A floor is covered by a tessellation of equilateral triangles, each having three equal arcs inside it. What proportion of the area of the tessellation is shaded?
Investigate the different ways of cutting a perfectly circular pie into equal pieces using exactly 3 cuts. The cuts have to be along chords of the circle (which might be diameters).
The three corners of a triangle are sitting on a circle. The angles
are called Angle A, Angle B and Angle C. The dot in the middle of
the circle shows the centre. The counter is measuring the size of
Angle A in degrees. What is the smallest Angle A can be? What is
the largest Angle A can be? What else do you notice about Angle A
as you move the corners of the triangle around the circle?
This solution is from David Jeffreys
I think I have worked out the answer to getting an angle.
What you do is fold the paper in half (lengthways). Next you
fold another so the crease touches a top corner (If you hold it as
a landscape) and the corner below it touches the first crease.
The second layer at the bottom corner is 60 degrees. If you want
to make it into an equilateral triangle you fold the over side so
the fold has the other fold tucked right in and align it up with
the other edge.
David supplied some diagrams like the one below.
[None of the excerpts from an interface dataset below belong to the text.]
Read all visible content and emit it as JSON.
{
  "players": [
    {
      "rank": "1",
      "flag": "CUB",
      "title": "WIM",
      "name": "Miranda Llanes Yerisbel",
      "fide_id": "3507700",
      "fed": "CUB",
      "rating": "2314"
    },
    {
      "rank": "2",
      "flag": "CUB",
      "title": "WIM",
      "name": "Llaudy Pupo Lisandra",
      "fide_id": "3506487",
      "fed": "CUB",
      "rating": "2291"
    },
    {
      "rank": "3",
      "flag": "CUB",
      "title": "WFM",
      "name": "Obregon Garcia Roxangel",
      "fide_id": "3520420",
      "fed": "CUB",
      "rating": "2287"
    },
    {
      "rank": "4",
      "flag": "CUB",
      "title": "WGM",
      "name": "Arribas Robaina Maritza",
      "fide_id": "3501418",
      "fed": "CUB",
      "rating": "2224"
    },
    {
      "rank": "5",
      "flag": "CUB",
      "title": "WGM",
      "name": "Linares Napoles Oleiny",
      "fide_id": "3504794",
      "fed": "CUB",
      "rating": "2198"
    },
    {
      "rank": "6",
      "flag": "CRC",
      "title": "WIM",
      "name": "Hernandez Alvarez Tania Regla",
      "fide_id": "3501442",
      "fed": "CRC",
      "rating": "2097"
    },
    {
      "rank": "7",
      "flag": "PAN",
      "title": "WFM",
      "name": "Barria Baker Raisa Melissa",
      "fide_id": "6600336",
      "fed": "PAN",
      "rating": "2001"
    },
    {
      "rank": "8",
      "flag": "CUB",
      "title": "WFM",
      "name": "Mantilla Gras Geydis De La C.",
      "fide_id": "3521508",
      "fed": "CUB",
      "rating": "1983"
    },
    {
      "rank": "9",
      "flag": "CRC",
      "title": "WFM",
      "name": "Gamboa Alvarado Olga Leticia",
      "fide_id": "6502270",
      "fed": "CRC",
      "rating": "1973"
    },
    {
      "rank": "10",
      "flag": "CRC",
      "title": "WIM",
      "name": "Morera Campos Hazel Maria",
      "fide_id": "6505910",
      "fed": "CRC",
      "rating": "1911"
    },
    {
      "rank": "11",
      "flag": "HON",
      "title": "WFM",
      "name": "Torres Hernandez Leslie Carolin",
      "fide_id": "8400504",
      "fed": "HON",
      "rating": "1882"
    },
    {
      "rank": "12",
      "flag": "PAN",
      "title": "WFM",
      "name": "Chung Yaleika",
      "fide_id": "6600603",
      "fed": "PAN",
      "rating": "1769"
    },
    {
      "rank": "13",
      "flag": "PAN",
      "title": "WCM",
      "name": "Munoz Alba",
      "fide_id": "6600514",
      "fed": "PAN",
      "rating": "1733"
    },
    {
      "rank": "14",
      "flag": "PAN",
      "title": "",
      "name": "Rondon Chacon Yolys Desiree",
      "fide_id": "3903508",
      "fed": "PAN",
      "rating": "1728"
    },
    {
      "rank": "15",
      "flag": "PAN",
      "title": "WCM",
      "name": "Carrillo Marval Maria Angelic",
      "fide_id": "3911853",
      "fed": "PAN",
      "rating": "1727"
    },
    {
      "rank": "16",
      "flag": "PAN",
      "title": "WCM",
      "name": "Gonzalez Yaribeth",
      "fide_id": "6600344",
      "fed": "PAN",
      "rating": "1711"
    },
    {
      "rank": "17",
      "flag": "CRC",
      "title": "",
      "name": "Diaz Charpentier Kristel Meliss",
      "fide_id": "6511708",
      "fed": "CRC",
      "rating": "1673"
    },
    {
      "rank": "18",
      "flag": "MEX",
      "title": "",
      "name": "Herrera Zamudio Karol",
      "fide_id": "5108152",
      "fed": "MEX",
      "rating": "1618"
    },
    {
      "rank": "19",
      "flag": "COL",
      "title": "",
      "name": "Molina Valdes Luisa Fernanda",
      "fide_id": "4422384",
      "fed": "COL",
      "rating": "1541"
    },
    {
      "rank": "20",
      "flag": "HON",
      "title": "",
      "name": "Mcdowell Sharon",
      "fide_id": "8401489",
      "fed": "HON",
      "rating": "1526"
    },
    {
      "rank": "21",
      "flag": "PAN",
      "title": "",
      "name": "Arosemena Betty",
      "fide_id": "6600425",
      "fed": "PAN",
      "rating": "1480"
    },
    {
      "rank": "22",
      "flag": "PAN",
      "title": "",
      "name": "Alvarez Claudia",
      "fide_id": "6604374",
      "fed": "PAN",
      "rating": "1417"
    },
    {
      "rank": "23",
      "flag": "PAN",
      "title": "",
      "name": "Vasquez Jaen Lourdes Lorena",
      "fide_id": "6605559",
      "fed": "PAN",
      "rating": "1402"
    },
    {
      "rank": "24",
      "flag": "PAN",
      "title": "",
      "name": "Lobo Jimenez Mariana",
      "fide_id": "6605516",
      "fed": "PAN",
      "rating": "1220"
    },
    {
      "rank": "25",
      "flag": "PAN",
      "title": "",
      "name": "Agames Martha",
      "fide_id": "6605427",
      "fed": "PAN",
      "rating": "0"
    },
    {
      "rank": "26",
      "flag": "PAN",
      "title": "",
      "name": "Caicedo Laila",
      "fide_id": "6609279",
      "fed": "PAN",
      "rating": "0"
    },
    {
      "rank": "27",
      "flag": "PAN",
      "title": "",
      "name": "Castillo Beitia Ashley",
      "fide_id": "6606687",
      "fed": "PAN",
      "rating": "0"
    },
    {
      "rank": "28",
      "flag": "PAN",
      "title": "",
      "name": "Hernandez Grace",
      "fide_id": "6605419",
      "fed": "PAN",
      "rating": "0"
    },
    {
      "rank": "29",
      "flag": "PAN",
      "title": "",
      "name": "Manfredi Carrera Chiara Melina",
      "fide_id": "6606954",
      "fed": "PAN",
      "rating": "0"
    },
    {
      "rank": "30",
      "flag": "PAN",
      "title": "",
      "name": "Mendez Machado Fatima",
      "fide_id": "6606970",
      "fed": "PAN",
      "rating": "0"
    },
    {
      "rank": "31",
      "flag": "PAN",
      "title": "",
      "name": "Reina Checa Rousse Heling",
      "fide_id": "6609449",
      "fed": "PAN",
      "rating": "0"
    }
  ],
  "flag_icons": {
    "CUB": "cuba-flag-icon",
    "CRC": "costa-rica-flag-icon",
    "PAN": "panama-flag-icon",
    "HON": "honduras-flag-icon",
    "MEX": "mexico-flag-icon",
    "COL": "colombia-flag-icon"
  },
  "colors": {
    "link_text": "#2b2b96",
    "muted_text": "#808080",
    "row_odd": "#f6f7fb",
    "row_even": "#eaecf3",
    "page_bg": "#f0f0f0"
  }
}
The angles are 30 o and 60 o can be seen
if you consider an equilateral triangle of side 2a: